Work instructions: Below are records; write all of them out exactly.

Study material:

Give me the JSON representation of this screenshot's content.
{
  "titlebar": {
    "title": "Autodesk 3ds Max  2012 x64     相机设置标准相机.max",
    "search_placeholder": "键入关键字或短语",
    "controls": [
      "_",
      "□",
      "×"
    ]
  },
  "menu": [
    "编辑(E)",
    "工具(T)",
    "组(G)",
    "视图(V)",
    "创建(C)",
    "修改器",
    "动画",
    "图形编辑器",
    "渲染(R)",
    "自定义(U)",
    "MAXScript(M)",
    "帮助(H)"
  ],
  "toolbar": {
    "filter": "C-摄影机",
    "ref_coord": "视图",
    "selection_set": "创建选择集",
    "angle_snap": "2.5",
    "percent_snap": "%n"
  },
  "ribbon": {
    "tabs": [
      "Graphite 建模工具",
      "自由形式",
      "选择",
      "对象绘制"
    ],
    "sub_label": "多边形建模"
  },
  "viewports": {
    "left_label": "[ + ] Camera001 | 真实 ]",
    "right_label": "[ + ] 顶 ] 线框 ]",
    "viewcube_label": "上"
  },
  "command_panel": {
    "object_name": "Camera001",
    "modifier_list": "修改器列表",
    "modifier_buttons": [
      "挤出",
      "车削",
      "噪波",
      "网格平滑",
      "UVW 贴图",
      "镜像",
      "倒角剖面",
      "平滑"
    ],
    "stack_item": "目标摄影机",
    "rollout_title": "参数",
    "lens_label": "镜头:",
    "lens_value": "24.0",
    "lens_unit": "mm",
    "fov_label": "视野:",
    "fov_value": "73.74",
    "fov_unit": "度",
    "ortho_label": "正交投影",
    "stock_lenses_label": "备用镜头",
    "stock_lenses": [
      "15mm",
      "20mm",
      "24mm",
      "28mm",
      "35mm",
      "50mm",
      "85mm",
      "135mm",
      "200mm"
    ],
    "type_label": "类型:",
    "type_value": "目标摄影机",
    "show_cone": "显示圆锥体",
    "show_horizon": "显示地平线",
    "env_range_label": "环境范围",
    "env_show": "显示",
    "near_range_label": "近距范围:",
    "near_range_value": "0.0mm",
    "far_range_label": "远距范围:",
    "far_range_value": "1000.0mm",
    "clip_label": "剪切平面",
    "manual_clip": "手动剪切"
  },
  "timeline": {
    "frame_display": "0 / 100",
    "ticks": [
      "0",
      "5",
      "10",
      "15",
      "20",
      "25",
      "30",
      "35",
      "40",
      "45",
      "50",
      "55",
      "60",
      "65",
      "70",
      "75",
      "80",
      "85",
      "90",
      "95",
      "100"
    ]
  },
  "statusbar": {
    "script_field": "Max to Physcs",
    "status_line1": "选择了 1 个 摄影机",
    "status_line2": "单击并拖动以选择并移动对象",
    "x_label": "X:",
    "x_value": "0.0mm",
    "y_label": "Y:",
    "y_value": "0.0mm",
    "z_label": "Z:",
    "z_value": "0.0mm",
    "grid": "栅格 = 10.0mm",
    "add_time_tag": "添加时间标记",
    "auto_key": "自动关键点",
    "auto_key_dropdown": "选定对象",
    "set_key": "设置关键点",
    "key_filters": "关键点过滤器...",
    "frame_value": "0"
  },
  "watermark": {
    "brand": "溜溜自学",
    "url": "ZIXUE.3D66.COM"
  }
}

Problem solution:
Give me the JSON representation of this screenshot's content.
{
  "titlebar": {
    "title": "Autodesk 3ds Max  2012 x64     相机设置标准相机.max",
    "search_placeholder": "键入关键字或短语",
    "controls": [
      "_",
      "□",
      "×"
    ]
  },
  "menu": [
    "编辑(E)",
    "工具(T)",
    "组(G)",
    "视图(V)",
    "创建(C)",
    "修改器",
    "动画",
    "图形编辑器",
    "渲染(R)",
    "自定义(U)",
    "MAXScript(M)",
    "帮助(H)"
  ],
  "toolbar": {
    "filter": "C-摄影机",
    "ref_coord": "视图",
    "selection_set": "创建选择集",
    "angle_snap": "2.5",
    "percent_snap": "%n"
  },
  "ribbon": {
    "tabs": [
      "Graphite 建模工具",
      "自由形式",
      "选择",
      "对象绘制"
    ],
    "sub_label": "多边形建模"
  },
  "viewports": {
    "left_label": "[ + ] Camera001 | 真实 ]",
    "right_label": "[ + ] 顶 ] 线框 ]",
    "viewcube_label": "上"
  },
  "command_panel": {
    "object_name": "Camera001",
    "modifier_list": "修改器列表",
    "modifier_buttons": [
      "挤出",
      "车削",
      "噪波",
      "网格平滑",
      "UVW 贴图",
      "镜像",
      "倒角剖面",
      "平滑"
    ],
    "stack_item": "目标摄影机",
    "rollout_title": "参数",
    "lens_label": "镜头:",
    "lens_value": "24.0",
    "lens_unit": "mm",
    "fov_label": "视野:",
    "fov_value": "73.74",
    "fov_unit": "度",
    "ortho_label": "正交投影",
    "stock_lenses_label": "备用镜头",
    "stock_lenses": [
      "15mm",
      "20mm",
      "24mm",
      "28mm",
      "35mm",
      "50mm",
      "85mm",
      "135mm",
      "200mm"
    ],
    "type_label": "类型:",
    "type_value": "目标摄影机",
    "show_cone": "显示圆锥体",
    "show_horizon": "显示地平线",
    "env_range_label": "环境范围",
    "env_show": "显示",
    "near_range_label": "近距范围:",
    "near_range_value": "0.0mm",
    "far_range_label": "远距范围:",
    "far_range_value": "1000.0mm",
    "clip_label": "剪切平面",
    "manual_clip": "手动剪切"
  },
  "timeline": {
    "frame_display": "0 / 100",
    "ticks": [
      "0",
      "5",
      "10",
      "15",
      "20",
      "25",
      "30",
      "35",
      "40",
      "45",
      "50",
      "55",
      "60",
      "65",
      "70",
      "75",
      "80",
      "85",
      "90",
      "95",
      "100"
    ]
  },
  "statusbar": {
    "script_field": "Max to Physcs",
    "status_line1": "选择了 1 个 摄影机",
    "status_line2": "单击并拖动以选择并移动对象",
    "x_label": "X:",
    "x_value": "0.0mm",
    "y_label": "Y:",
    "y_value": "0.0mm",
    "z_label": "Z:",
    "z_value": "0.0mm",
    "grid": "栅格 = 10.0mm",
    "add_time_tag": "添加时间标记",
    "auto_key": "自动关键点",
    "auto_key_dropdown": "选定对象",
    "set_key": "设置关键点",
    "key_filters": "关键点过滤器...",
    "frame_value": "0"
  },
  "watermark": {
    "brand": "溜溜自学",
    "url": "ZIXUE.3D66.COM"
  }
}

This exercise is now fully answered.